The O.G. Fab Five were trailblazers. We got to see real gay men for the first time in real situations. Fifteen years ago, the world was not ready to hear Carson [Kressley] saying that he had a boyfriend or Thom [Filicia] say that he was married. I think America probably would have really rejected the show. Timing is everything. The reason that the show is working again now is that it's time for a healthier dialogue, a deeper dialogue. The first show had its time, and it did exactly what it was meant to do.

The show appears to play with the format the more episodes you film. What are the conversations you've had about not being married to the classic reality makeover-and-reveal?

We've been talking about that a lot in all our creative production meetings. We obviously have a format. That's what works. We know the beginning, the middle and the end and how all of those elements are put together. But we also know that the reason the show works is that we're really trying to stay true to the experience that happens over the five days. It's about being flexible. What we are shooting right now is very different from anything we've done, and you never know what's going to work. But why not try? The Skyler [Jay, Queer Eye's first transgender participant] episode started with his top surgery. Viewers are able to watch and realize, "Wow, what is going on here?"

Has your take on the divisive state of the country evolved since you got in the trenches in red-state America?

Trump is actually coming to town today here in Kansas. It's interesting to watch the Fab Five have such strong, visceral and smart responses to what's going on. The show has shown that we're able to talk to one another and have these dialogues, even from different sides of the equation. We need to be able to have the dialogue. Ultimately, when we lift each other up, life's better. And when we tear each other down, there's consequences for that. And to your point, the divisiveness of the country, at the time that it is right now, it's nice that the Fab Five are out there trying to do something that's actually helping instead of tearing things apart.

There's been some criticism about the legitimacy of Antoni Porowski's culinary skills. What's your take on the debate?

There's been no debate on my end. Antoni is an expert in food. [Original Queer Eye food expert] Ted Allen called me personally and recommended him, so that's all that needed to happen. He will continue to prove himself as we move on. But I think what some audiences don't get is that a lot of people don't know the basics, and teaching the basics — guacamole, a French omelet — is really cool.
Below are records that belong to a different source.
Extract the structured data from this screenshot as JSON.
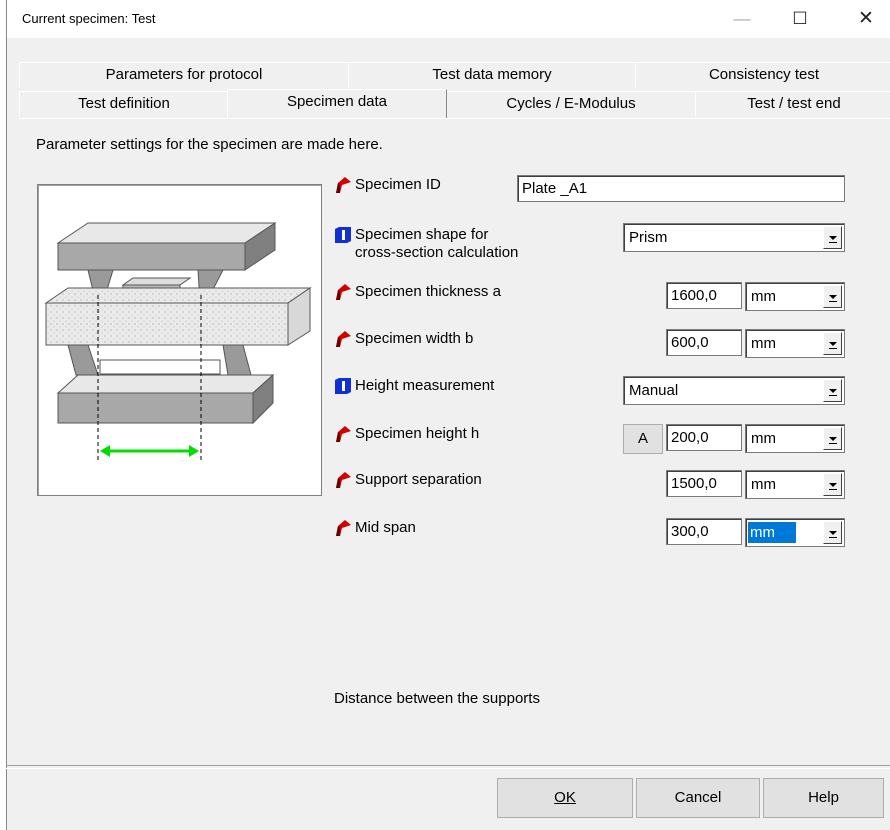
{
  "window": {
    "title": "Current specimen: Test"
  },
  "tabs_back": [
    {
      "label": "Parameters for protocol"
    },
    {
      "label": "Test data memory"
    },
    {
      "label": "Consistency test"
    }
  ],
  "tabs_front": [
    {
      "label": "Test definition"
    },
    {
      "label": "Specimen data"
    },
    {
      "label": "Cycles / E-Modulus"
    },
    {
      "label": "Test / test end"
    }
  ],
  "intro": "Parameter settings for the specimen are made here.",
  "fields": {
    "specimen_id": {
      "label": "Specimen ID",
      "value": "Plate _A1",
      "icon": "red-flag-icon"
    },
    "shape": {
      "label_line1": "Specimen shape for",
      "label_line2": "cross-section calculation",
      "value": "Prism",
      "icon": "blue-info-icon"
    },
    "thickness": {
      "label": "Specimen thickness a",
      "value": "1600,0",
      "unit": "mm",
      "icon": "red-flag-icon"
    },
    "width": {
      "label": "Specimen width b",
      "value": "600,0",
      "unit": "mm",
      "icon": "red-flag-icon"
    },
    "height_measurement": {
      "label": "Height measurement",
      "value": "Manual",
      "icon": "blue-info-icon"
    },
    "height": {
      "label": "Specimen height h",
      "button": "A",
      "value": "200,0",
      "unit": "mm",
      "icon": "red-flag-icon"
    },
    "support": {
      "label": "Support separation",
      "value": "1500,0",
      "unit": "mm",
      "icon": "red-flag-icon"
    },
    "mid_span": {
      "label": "Mid span",
      "value": "300,0",
      "unit": "mm",
      "icon": "red-flag-icon"
    }
  },
  "hint": "Distance between the supports",
  "buttons": {
    "ok": "OK",
    "cancel": "Cancel",
    "help": "Help"
  },
  "colors": {
    "accent": "#0078d7",
    "flag": "#d40000",
    "info": "#1030d0",
    "arrow": "#00e000"
  }
}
Antoni's passion for that is really what comes through. And, come on, he's not too hard to look at along the way.

This story first appeared in the Aug. 8 issue of The Hollywood Reporter magazine. To receive the magazine, click here to subscribe.